The expected result is every line of the records, printed exactly.

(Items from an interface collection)
▬▬▬

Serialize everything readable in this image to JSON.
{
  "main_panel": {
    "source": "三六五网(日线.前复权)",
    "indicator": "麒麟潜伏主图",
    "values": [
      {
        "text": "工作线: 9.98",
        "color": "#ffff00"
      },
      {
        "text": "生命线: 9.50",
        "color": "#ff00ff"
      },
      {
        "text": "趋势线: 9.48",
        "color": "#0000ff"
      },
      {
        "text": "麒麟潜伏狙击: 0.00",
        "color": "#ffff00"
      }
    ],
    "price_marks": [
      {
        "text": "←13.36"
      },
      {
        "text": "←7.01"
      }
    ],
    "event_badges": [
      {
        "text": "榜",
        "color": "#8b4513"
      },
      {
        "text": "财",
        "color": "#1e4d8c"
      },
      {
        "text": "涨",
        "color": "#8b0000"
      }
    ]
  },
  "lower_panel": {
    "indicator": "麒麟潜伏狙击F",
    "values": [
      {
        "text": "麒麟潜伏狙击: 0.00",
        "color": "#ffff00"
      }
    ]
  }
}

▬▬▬

§ **RESPONSE BOX**:
Serialize everything readable in this image to JSON.
{
  "main_panel": {
    "source": "三六五网(日线.前复权)",
    "indicator": "麒麟潜伏主图",
    "values": [
      {
        "text": "工作线: 9.98",
        "color": "#ffff00"
      },
      {
        "text": "生命线: 9.50",
        "color": "#ff00ff"
      },
      {
        "text": "趋势线: 9.48",
        "color": "#0000ff"
      },
      {
        "text": "麒麟潜伏狙击: 0.00",
        "color": "#ffff00"
      }
    ],
    "price_marks": [
      {
        "text": "←13.36"
      },
      {
        "text": "←7.01"
      }
    ],
    "event_badges": [
      {
        "text": "榜",
        "color": "#8b4513"
      },
      {
        "text": "财",
        "color": "#1e4d8c"
      },
      {
        "text": "涨",
        "color": "#8b0000"
      }
    ]
  },
  "lower_panel": {
    "indicator": "麒麟潜伏狙击F",
    "values": [
      {
        "text": "麒麟潜伏狙击: 0.00",
        "color": "#ffff00"
      }
    ]
  }
}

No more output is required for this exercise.